The International Union for Conservation of Nature reports species extinction rates that are between one thousand to ten thousand times the natural background rates (the natural rate without human interference). According to their research, we are currently facing the possible extinction of 12% of birds, 22% of mammals and 30% of amphibians worldwide.2 These are staggering figures that should raise alarm bells for all who believe that creation is the handiwork of a loving God.
But environmental degradation does not just affect the fish, birds and beasts, as Hosea so aptly points out. Humans suffer too. The UN recently reported that “environmental refugees” (people who are displaced because of environmental degradation) already outnumber those who are refugees as a result of conflict. Conflicts will, in fact, be increasingly driven by the scarcity of natural resources.
In our experience with A Rocha [a Christian environmental stewardship organization working in conservation, environmental education and sustainable agriculture], it is our brothers and sisters in the developing world who understand the dire implications of degraded ecosystems best and are calling us to change. Our friend Stella Simiyu, a native Kenyan and a Senior Research Scientist in plant conservation at the National Museums of Kenya, writes this about the predicament of the poor:

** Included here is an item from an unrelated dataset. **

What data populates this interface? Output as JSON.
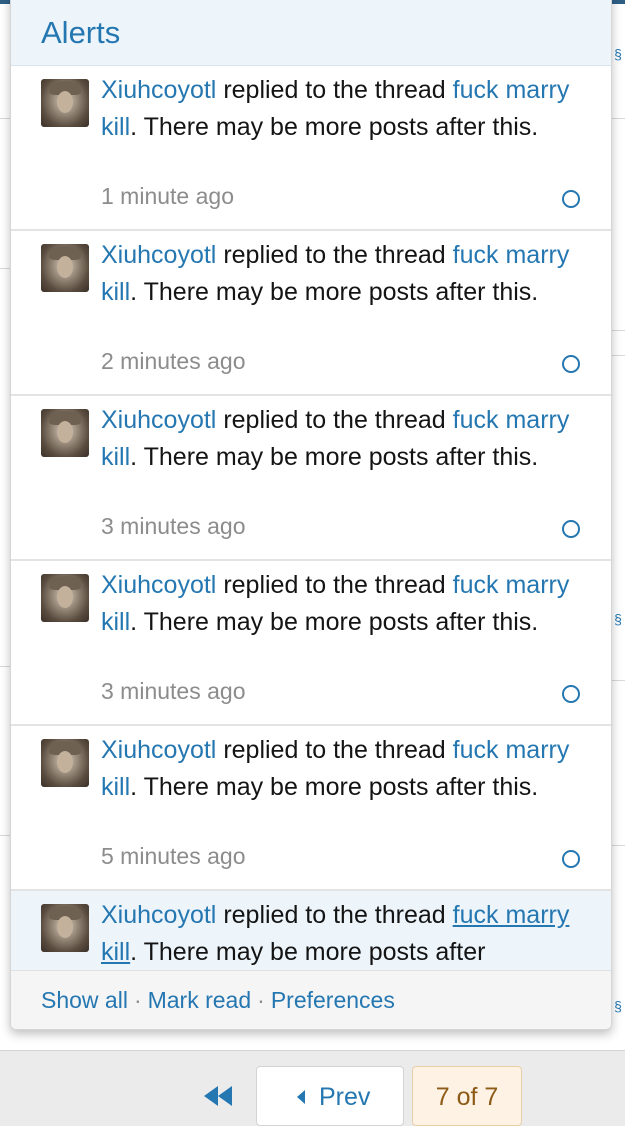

If you look at Africa, the rural poor depend directly on the natural resource base. This is where their pharmacy, supermarket, power company and water company are. What would happen to you if these things were removed from your local neighbourhood? We must invest in environmental conservation because this is how we enhance the ability of the rural poor to have options and provide for them ways of getting out of the poverty trap.3
Stella and her countrymen and women are calling us to what God has called us all to: “to act justly and to love mercy and to walk humbly with our God.” (Micah 6:8) They are calling us to acknowledge that when we in the industrialized West tug on the thread of our extravagant consumption, the web quivers all over the planet in the form of species extinction and social injustice.
Edited excerpt from Planted: A Story of Creation, Calling and Community, a book by Leah Kostamo, who along with her husband Markku co-founded “A Rocha Canada”